Try it: All lines with the word "icon" must be pulled from the entries below.
▬▬▬▬▬▬▬▬▬▬
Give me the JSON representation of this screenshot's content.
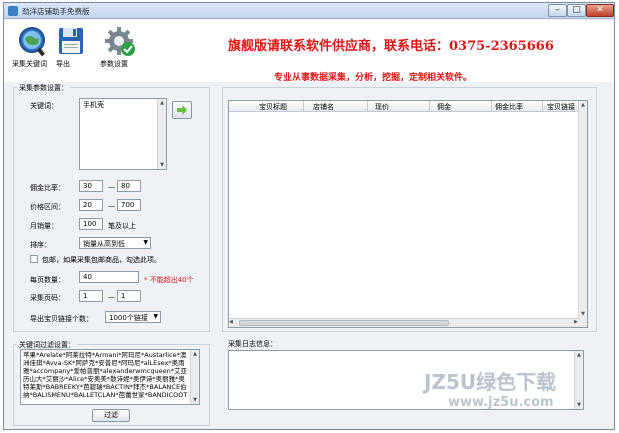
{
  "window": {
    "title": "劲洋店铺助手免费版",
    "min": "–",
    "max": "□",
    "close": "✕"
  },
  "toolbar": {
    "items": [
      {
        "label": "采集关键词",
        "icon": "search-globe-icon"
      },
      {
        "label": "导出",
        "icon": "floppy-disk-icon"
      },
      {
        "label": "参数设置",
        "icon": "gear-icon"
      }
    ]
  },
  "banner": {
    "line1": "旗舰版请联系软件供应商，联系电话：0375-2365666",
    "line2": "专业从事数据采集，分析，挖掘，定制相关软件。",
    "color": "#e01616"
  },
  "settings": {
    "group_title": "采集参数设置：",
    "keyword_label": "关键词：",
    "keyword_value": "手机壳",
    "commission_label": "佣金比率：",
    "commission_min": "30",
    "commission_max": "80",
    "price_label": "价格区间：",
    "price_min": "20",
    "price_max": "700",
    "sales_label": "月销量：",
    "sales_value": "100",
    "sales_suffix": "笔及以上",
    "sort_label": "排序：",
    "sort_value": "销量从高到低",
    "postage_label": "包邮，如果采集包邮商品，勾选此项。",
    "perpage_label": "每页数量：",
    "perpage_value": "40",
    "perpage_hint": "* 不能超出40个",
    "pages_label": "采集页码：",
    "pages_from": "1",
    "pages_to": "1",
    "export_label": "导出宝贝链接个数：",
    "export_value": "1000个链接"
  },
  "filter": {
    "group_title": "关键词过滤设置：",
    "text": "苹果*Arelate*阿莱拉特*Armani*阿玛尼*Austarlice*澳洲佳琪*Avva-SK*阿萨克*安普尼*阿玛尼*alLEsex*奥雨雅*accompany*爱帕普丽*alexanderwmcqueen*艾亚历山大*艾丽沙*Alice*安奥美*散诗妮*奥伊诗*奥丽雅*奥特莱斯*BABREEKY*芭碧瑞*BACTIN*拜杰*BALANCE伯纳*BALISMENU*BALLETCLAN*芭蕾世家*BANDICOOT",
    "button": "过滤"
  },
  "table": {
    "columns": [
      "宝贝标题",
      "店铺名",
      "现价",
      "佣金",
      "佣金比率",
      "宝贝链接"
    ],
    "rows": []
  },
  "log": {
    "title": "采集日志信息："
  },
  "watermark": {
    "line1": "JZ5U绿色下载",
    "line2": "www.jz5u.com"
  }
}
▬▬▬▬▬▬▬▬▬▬
Written reply:
        "icon": "search-globe-icon"
        "icon": "floppy-disk-icon"
        "icon": "gear-icon"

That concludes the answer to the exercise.